§ Work instruction
Report each line of the entries that contains the word "this", copied in full.

Excerpts from an interface dataset
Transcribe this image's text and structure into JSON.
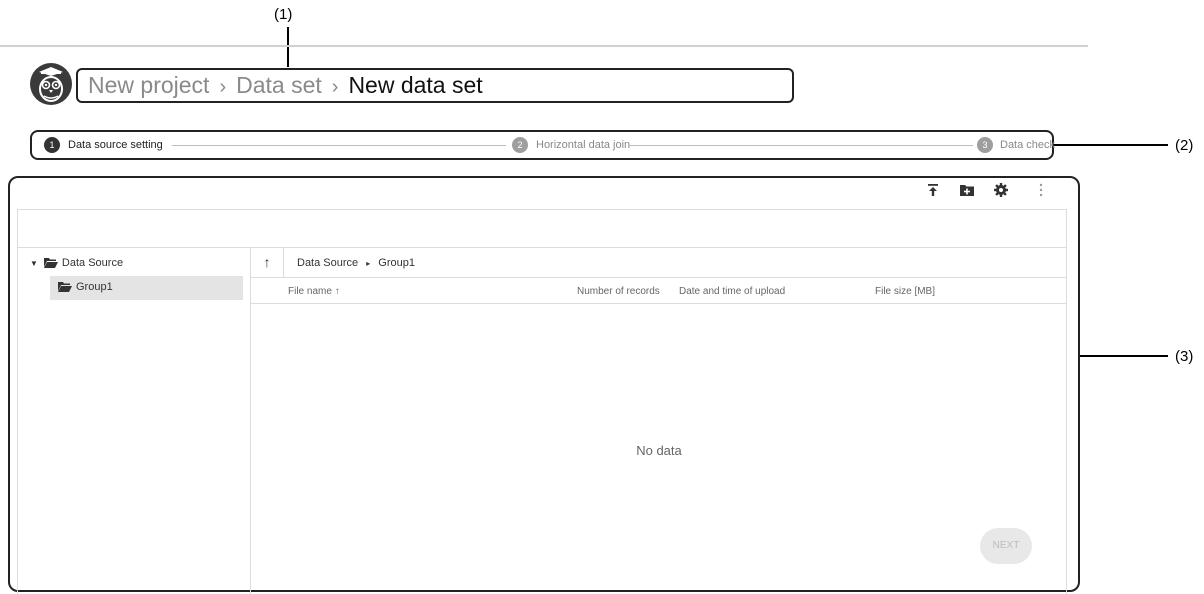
{
  "callouts": {
    "c1": "(1)",
    "c2": "(2)",
    "c3": "(3)"
  },
  "breadcrumb": {
    "project": "New project",
    "dataset": "Data set",
    "current": "New data set",
    "sep": "›"
  },
  "steps": [
    {
      "num": "1",
      "label": "Data source setting",
      "active": true
    },
    {
      "num": "2",
      "label": "Horizontal data join",
      "active": false
    },
    {
      "num": "3",
      "label": "Data check",
      "active": false
    }
  ],
  "toolbar": {
    "icons": [
      "upload-icon",
      "new-folder-icon",
      "settings-icon",
      "more-vert-icon"
    ]
  },
  "tree": {
    "root": "Data Source",
    "child": "Group1"
  },
  "list": {
    "up": "↑",
    "path_root": "Data Source",
    "path_sep": "▸",
    "path_leaf": "Group1",
    "columns": [
      "File name",
      "Number of records",
      "Date and time of upload",
      "File size [MB]"
    ],
    "sort_indicator": "↑",
    "empty_text": "No data"
  },
  "actions": {
    "next_label": "NEXT"
  },
  "colors": {
    "active_step": "#333333",
    "inactive_step": "#9e9e9e",
    "frame": "#222222"
  }
}
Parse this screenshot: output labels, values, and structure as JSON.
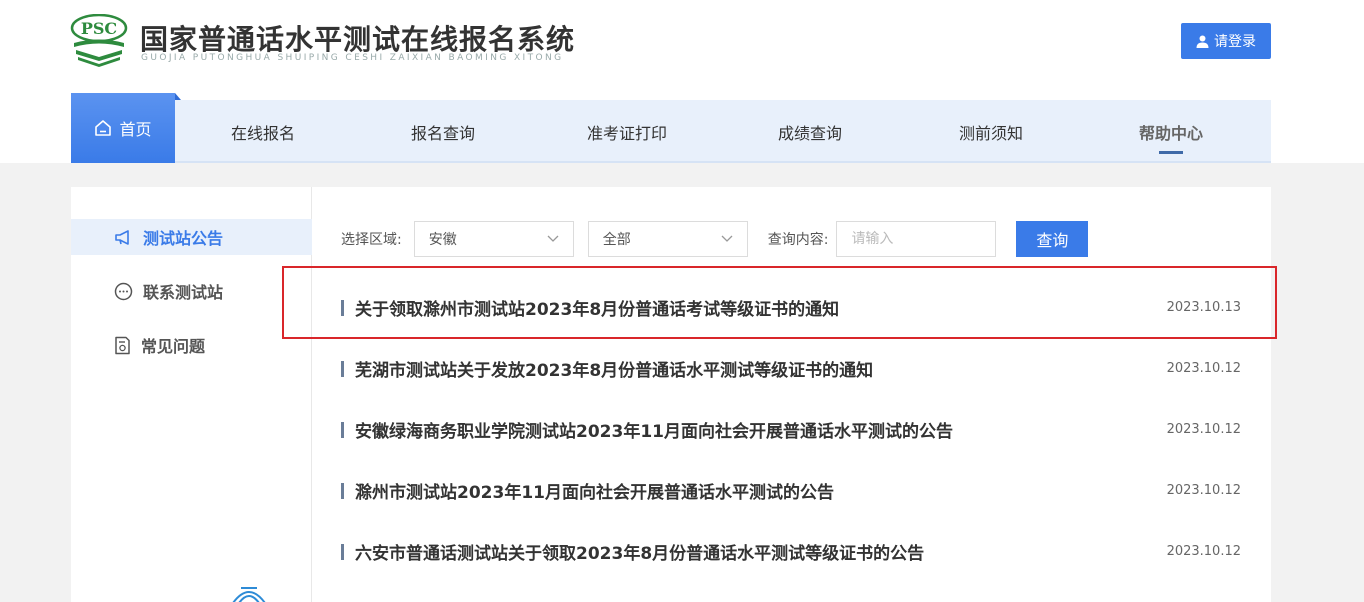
{
  "header": {
    "logo_text": "PSC",
    "title": "国家普通话水平测试在线报名系统",
    "title_pinyin": "GUOJIA PUTONGHUA SHUIPING CESHI ZAIXIAN BAOMING XITONG",
    "login_label": "请登录"
  },
  "nav": {
    "items": [
      {
        "label": "首页",
        "icon": "home-icon",
        "active": true
      },
      {
        "label": "在线报名"
      },
      {
        "label": "报名查询"
      },
      {
        "label": "准考证打印"
      },
      {
        "label": "成绩查询"
      },
      {
        "label": "测前须知"
      },
      {
        "label": "帮助中心"
      }
    ]
  },
  "sidebar": {
    "items": [
      {
        "label": "测试站公告",
        "icon": "megaphone-icon",
        "active": true
      },
      {
        "label": "联系测试站",
        "icon": "chat-bubble-icon"
      },
      {
        "label": "常见问题",
        "icon": "document-question-icon"
      }
    ]
  },
  "filter": {
    "region_label": "选择区域:",
    "region_value": "安徽",
    "sub_value": "全部",
    "query_label": "查询内容:",
    "query_placeholder": "请输入",
    "query_button": "查询"
  },
  "notices": [
    {
      "title": "关于领取滁州市测试站2023年8月份普通话考试等级证书的通知",
      "date": "2023.10.13"
    },
    {
      "title": "芜湖市测试站关于发放2023年8月份普通话水平测试等级证书的通知",
      "date": "2023.10.12"
    },
    {
      "title": "安徽绿海商务职业学院测试站2023年11月面向社会开展普通话水平测试的公告",
      "date": "2023.10.12"
    },
    {
      "title": "滁州市测试站2023年11月面向社会开展普通话水平测试的公告",
      "date": "2023.10.12"
    },
    {
      "title": "六安市普通话测试站关于领取2023年8月份普通话水平测试等级证书的公告",
      "date": "2023.10.12"
    }
  ],
  "colors": {
    "accent": "#3a7be8",
    "nav_bg": "#e8f0fb",
    "highlight_border": "#d9262a"
  }
}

§ Exercise result
Transcribe this image's text and structure into JSON.
Parse this screenshot: output labels, values, and structure as JSON.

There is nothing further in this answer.